8. In Japan, consumers tend to reduce fish consumption and the competition between seafood and other food commodities is intensifying. Amid this situation, greater efforts than ever should be made to publicize the “promotion of sustainable utilization of tunas caught under appropriate stock management scheme” — which is one of the stated missions of OPRT. Such efforts should include expanding opportunities to appeal the positive characteristics of sashimi tuna to consumers.

9. Efforts should be continued to carry out the payment program under the “FOC Fishing Vessel Scrapping Project,” due to be completed in fiscal 2019, through smooth collection of project liabilities borne by Japanese vessels, Taiwanese vessels and legitimatized vessels of Vanuatu and the Seychelles.

Business Plan

Taking the above situation into consideration, OPRT will carry out the following activities, in order to contribute to the sustainable development of tuna fisheries and stable supply of tunas to the markets through promotion of the measures to reinforce the conservation and management of tuna resources,

(1) Monitoring of the state of tuna resources and the trend of international stock management by RFMOs;
-Monitoring of developments of stock management by RFMOs;
-Monitoring the excessive environmental movement against tuna fisheries
(2) Promotion of effective resources management
i. Prevention, deterrence and elimination of IUU fishing activities;
-Monitoring of production of tunas imported by Japan
-Monitoring of Positive Lists of RFMOs
-Implementation of DNA inspection
-Monitoring the implementation of electoronized catch documentation scheme
ii. Promotion of control of fishing capacity;
iii.
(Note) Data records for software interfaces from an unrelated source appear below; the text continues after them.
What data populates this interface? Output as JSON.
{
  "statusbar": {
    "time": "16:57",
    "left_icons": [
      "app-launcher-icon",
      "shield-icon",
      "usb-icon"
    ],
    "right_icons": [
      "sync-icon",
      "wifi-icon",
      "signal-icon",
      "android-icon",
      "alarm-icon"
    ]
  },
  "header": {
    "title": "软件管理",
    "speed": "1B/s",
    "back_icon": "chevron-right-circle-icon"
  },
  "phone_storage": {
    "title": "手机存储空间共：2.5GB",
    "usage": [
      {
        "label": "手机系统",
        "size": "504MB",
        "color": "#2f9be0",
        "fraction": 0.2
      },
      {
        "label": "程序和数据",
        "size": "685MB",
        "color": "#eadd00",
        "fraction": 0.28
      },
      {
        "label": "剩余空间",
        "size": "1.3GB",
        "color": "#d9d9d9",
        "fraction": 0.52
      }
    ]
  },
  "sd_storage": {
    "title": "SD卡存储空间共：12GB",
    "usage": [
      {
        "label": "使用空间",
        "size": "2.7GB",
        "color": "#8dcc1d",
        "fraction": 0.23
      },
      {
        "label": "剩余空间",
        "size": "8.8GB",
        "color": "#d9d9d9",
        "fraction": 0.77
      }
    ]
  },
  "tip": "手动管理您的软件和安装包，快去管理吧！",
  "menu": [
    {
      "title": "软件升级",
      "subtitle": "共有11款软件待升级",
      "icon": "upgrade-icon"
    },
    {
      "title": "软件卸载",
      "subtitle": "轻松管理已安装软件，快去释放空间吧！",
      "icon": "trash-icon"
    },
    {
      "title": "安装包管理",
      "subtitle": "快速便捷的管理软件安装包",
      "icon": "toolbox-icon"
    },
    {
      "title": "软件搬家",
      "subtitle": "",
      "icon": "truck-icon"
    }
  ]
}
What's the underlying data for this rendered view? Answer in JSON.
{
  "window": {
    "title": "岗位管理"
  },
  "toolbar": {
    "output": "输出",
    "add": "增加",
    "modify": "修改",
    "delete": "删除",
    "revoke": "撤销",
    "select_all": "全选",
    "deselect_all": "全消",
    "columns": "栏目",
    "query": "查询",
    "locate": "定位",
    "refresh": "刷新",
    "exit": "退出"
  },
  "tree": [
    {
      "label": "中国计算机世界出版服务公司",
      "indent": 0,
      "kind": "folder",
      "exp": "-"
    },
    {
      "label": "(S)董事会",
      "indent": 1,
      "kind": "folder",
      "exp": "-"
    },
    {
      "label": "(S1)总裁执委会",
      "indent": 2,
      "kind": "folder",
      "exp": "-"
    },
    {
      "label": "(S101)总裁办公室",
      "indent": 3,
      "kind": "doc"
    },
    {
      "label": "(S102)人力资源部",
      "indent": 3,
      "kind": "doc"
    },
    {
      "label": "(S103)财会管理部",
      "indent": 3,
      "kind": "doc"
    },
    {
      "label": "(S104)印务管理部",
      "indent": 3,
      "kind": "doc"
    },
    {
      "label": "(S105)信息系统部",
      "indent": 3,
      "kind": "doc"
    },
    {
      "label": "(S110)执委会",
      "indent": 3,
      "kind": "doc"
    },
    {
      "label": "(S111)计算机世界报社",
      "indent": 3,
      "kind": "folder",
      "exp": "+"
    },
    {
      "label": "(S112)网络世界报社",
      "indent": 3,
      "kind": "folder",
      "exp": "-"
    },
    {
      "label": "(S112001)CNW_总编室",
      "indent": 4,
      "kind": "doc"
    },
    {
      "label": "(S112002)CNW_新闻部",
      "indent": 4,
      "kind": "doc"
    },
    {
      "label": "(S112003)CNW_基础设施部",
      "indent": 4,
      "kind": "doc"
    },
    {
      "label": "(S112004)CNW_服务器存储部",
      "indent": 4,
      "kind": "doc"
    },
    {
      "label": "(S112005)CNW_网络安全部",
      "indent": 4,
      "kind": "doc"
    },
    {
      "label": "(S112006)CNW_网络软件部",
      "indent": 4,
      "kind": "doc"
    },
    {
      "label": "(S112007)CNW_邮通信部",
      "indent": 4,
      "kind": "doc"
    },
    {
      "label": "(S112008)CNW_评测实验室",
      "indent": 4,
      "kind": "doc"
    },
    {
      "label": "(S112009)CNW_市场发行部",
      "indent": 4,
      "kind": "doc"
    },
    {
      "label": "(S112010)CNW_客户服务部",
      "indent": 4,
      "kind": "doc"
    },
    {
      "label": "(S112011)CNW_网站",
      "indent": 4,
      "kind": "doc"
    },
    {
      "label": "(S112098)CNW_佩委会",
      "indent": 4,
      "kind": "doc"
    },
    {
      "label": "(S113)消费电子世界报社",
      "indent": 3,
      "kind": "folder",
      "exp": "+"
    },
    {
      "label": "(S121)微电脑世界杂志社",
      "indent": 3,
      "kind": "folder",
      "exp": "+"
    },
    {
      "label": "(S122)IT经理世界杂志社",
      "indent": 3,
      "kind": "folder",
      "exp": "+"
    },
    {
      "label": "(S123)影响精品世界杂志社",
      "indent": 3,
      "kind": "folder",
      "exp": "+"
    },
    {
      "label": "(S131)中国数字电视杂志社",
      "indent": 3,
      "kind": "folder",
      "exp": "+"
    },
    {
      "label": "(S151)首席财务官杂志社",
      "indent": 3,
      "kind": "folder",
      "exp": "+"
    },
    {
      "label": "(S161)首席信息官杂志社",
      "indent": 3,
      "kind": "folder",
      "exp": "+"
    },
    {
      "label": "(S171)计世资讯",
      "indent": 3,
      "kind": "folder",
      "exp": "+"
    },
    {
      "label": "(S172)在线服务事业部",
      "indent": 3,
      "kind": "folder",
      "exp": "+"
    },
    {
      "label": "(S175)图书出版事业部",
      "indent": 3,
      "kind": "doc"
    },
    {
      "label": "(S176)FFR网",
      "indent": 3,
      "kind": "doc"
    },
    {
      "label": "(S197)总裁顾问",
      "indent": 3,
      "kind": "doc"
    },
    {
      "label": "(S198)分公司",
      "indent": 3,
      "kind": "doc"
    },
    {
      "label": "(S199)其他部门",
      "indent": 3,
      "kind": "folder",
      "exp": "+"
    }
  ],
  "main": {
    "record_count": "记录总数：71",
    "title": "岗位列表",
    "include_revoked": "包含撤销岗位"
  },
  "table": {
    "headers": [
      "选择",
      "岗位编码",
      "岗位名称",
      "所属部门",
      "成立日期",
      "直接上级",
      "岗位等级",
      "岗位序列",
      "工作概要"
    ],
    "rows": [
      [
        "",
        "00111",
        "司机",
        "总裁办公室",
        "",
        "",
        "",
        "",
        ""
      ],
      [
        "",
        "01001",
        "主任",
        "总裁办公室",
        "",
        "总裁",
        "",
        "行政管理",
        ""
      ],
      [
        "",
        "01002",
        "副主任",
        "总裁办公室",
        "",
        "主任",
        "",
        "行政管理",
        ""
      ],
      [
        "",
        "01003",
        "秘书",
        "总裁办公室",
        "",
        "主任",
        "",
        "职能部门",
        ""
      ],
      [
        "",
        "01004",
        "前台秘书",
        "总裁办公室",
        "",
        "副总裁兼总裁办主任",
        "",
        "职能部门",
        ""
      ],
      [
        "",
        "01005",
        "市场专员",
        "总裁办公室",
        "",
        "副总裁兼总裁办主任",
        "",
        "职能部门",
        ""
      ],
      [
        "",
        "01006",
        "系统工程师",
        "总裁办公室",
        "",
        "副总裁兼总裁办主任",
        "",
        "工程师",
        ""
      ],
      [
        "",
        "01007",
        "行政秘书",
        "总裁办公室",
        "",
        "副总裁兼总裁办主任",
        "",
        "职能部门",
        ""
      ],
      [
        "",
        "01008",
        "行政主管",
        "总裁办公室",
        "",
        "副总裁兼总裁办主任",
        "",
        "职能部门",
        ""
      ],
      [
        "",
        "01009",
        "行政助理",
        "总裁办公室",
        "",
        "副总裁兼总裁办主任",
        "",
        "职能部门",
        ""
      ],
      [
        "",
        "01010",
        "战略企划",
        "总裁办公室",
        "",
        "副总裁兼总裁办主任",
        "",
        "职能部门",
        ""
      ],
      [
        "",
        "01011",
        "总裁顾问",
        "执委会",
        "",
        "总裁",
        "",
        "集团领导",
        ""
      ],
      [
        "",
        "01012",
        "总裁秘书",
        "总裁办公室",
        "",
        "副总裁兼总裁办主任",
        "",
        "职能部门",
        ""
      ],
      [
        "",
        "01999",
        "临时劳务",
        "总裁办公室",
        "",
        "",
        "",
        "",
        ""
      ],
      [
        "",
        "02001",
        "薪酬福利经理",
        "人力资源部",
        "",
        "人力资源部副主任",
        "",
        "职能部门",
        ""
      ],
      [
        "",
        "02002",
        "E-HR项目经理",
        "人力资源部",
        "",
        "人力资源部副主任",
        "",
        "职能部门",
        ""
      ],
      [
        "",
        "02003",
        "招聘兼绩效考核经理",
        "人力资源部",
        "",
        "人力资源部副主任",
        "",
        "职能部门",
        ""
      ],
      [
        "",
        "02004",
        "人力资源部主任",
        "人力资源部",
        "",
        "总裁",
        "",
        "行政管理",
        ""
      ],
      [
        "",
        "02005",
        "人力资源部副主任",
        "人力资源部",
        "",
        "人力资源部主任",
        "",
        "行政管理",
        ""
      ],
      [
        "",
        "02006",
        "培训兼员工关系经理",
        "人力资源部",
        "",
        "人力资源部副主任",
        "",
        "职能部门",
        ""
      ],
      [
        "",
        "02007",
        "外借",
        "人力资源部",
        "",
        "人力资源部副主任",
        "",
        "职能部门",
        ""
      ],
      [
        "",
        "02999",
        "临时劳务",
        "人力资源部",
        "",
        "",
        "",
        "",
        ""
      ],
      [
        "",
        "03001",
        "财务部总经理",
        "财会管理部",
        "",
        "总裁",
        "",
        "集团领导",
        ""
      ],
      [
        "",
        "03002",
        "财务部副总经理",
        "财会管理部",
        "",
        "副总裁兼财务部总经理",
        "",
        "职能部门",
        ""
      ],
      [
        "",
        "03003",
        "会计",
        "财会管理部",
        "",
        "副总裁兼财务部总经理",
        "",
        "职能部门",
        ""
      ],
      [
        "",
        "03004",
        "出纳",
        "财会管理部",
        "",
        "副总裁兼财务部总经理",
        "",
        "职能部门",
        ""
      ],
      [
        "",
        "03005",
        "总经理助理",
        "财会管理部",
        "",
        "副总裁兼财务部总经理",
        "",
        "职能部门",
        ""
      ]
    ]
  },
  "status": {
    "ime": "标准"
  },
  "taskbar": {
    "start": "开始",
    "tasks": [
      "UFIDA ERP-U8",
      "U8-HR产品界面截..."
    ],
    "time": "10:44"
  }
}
Management of OPRT-registered fishing vessels;
iv. Monitoring of the international transactions of second-hand tuna longline fishing vessels; research on the status of exported second-hand vessels; and
v. Mitigation of incidental take
-Measures to mitigate incidental take of seabirds, sea turtle and sharks
(3) Promotion of the responsible tuna fisheries through promotion of sustainable use of tuna resources
-Implementation of campaign for sashimi tunas, focusing October 10th as Tuna Day.
―Support for, and stepping-up of, the events related to the tunas campaign
(4) Research and studies on management, trade and market of tuna resources
-Monitoring of the distribution of tunas imported to Japan’s sashimi market
(5) Promotion of international interchanges and cooperation among fishers for contributing conservation and management of tuna resources;
-holding of meetings for exchange of views and information
-Provision of information to members, as necessary
(6) Promotion of, and education on responsible tuna fisheries
i. Renewal of OPRT pamphlet
ii. Publication of OPRT Newsletters (in Japanese and English)
iii. Provision of information through OPRT website to the public
iv. Holding of OPRT seminars
v. Promotion to increase Supporting Members
vi. Promotion of activities through cooperation with friendly organizations
(7) Management of the fund for the FOC vessel scrapping project